> To do
Scan the entries for "title". Every line that holds it is to be copied.

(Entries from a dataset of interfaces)
----

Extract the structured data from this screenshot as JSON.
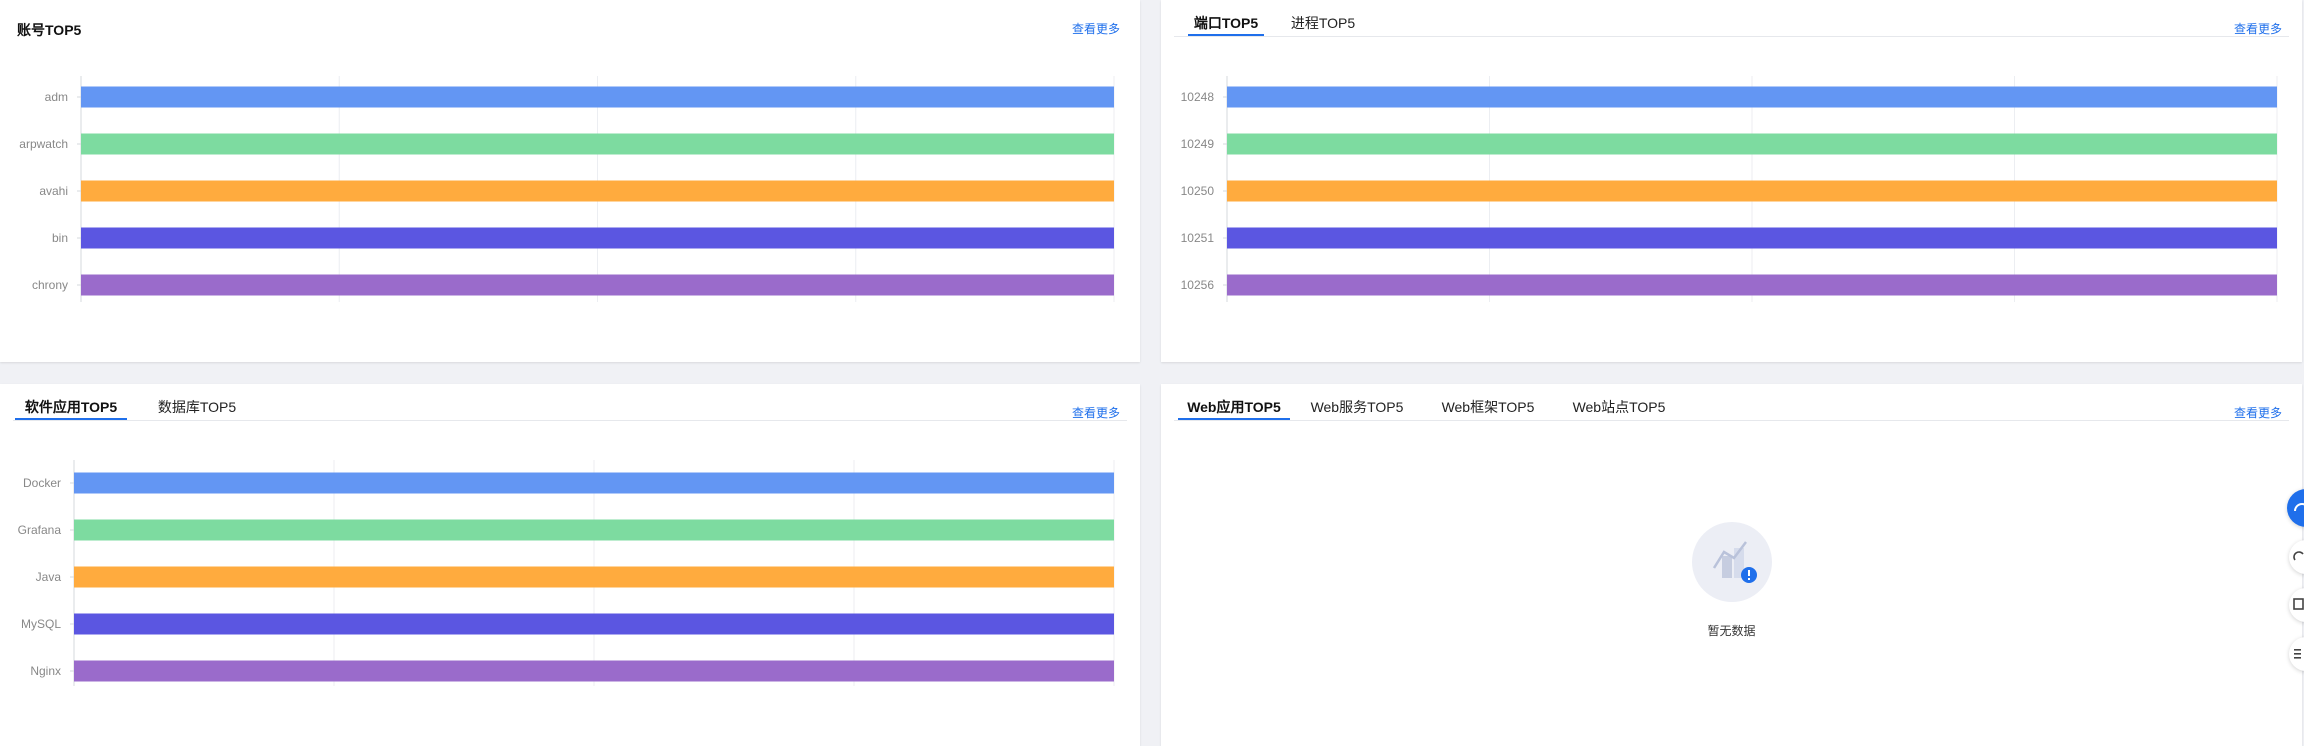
{
  "more_label": "查看更多",
  "account_panel": {
    "title": "账号TOP5",
    "chart_data": {
      "type": "bar",
      "orientation": "horizontal",
      "categories": [
        "adm",
        "arpwatch",
        "avahi",
        "bin",
        "chrony"
      ],
      "values": [
        1,
        1,
        1,
        1,
        1
      ],
      "xlim": [
        0,
        1
      ],
      "grid": true,
      "colors": [
        "#6396f3",
        "#7ddba0",
        "#ffab3e",
        "#5b56e1",
        "#9a6bcb"
      ]
    }
  },
  "port_panel": {
    "tabs": [
      {
        "label": "端口TOP5",
        "active": true
      },
      {
        "label": "进程TOP5",
        "active": false
      }
    ],
    "chart_data": {
      "type": "bar",
      "orientation": "horizontal",
      "categories": [
        "10248",
        "10249",
        "10250",
        "10251",
        "10256"
      ],
      "values": [
        1,
        1,
        1,
        1,
        1
      ],
      "xlim": [
        0,
        1
      ],
      "grid": true,
      "colors": [
        "#6396f3",
        "#7ddba0",
        "#ffab3e",
        "#5b56e1",
        "#9a6bcb"
      ]
    }
  },
  "software_panel": {
    "tabs": [
      {
        "label": "软件应用TOP5",
        "active": true
      },
      {
        "label": "数据库TOP5",
        "active": false
      }
    ],
    "chart_data": {
      "type": "bar",
      "orientation": "horizontal",
      "categories": [
        "Docker",
        "Grafana",
        "Java",
        "MySQL",
        "Nginx"
      ],
      "values": [
        1,
        1,
        1,
        1,
        1
      ],
      "xlim": [
        0,
        1
      ],
      "grid": true,
      "colors": [
        "#6396f3",
        "#7ddba0",
        "#ffab3e",
        "#5b56e1",
        "#9a6bcb"
      ]
    }
  },
  "web_panel": {
    "tabs": [
      {
        "label": "Web应用TOP5",
        "active": true
      },
      {
        "label": "Web服务TOP5",
        "active": false
      },
      {
        "label": "Web框架TOP5",
        "active": false
      },
      {
        "label": "Web站点TOP5",
        "active": false
      }
    ],
    "empty_text": "暂无数据"
  }
}
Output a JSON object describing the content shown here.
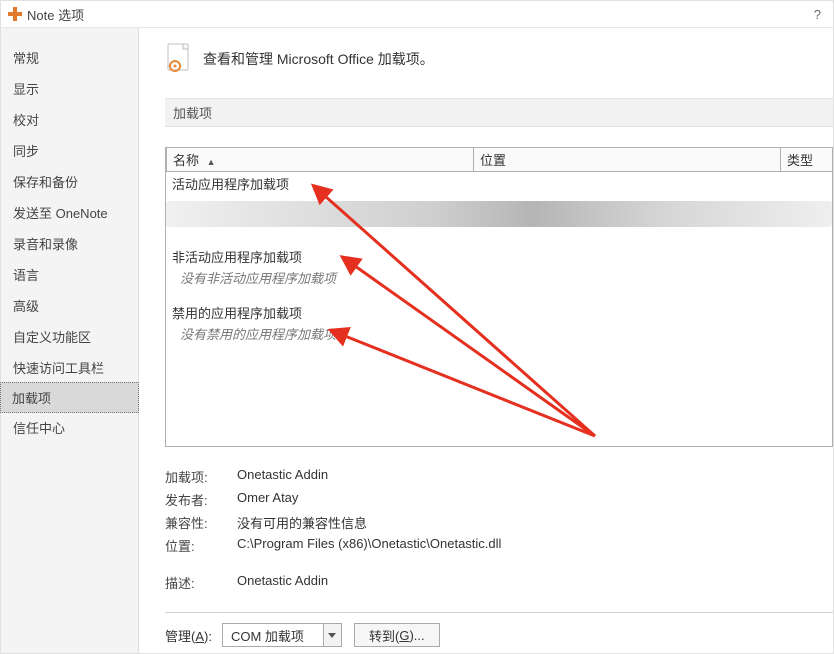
{
  "window": {
    "title": "Note 选项",
    "help_symbol": "?"
  },
  "sidebar": {
    "items": [
      {
        "id": "general",
        "label": "常规"
      },
      {
        "id": "display",
        "label": "显示"
      },
      {
        "id": "proofing",
        "label": "校对"
      },
      {
        "id": "sync",
        "label": "同步"
      },
      {
        "id": "save",
        "label": "保存和备份"
      },
      {
        "id": "sendto",
        "label": "发送至 OneNote"
      },
      {
        "id": "audio",
        "label": "录音和录像"
      },
      {
        "id": "language",
        "label": "语言"
      },
      {
        "id": "advanced",
        "label": "高级"
      },
      {
        "id": "customize",
        "label": "自定义功能区"
      },
      {
        "id": "qat",
        "label": "快速访问工具栏"
      },
      {
        "id": "addins",
        "label": "加载项",
        "selected": true
      },
      {
        "id": "trust",
        "label": "信任中心"
      }
    ]
  },
  "header": {
    "text": "查看和管理 Microsoft Office 加载项。"
  },
  "section": {
    "label": "加载项"
  },
  "table": {
    "columns": {
      "name": "名称",
      "sort_caret": "▲",
      "location": "位置",
      "type": "类型"
    },
    "groups": [
      {
        "title": "活动应用程序加载项"
      },
      {
        "title": "非活动应用程序加载项",
        "empty_msg": "没有非活动应用程序加载项"
      },
      {
        "title": "禁用的应用程序加载项",
        "empty_msg": "没有禁用的应用程序加载项"
      }
    ]
  },
  "details": {
    "rows": [
      {
        "key": "加载项:",
        "val": "Onetastic Addin"
      },
      {
        "key": "发布者:",
        "val": "Omer Atay"
      },
      {
        "key": "兼容性:",
        "val": "没有可用的兼容性信息"
      },
      {
        "key": "位置:",
        "val": "C:\\Program Files (x86)\\Onetastic\\Onetastic.dll"
      }
    ],
    "desc_key": "描述:",
    "desc_val": "Onetastic Addin"
  },
  "footer": {
    "manage_label_pre": "管理(",
    "manage_access": "A",
    "manage_label_post": "):",
    "combo_value": "COM 加载项",
    "go_pre": "转到(",
    "go_access": "G",
    "go_post": ")..."
  }
}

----

> Response area
    "title": "账号TOP5",
    "title": "Note 选项",
        "title": "活动应用程序加载项"
        "title": "非活动应用程序加载项",
        "title": "禁用的应用程序加载项",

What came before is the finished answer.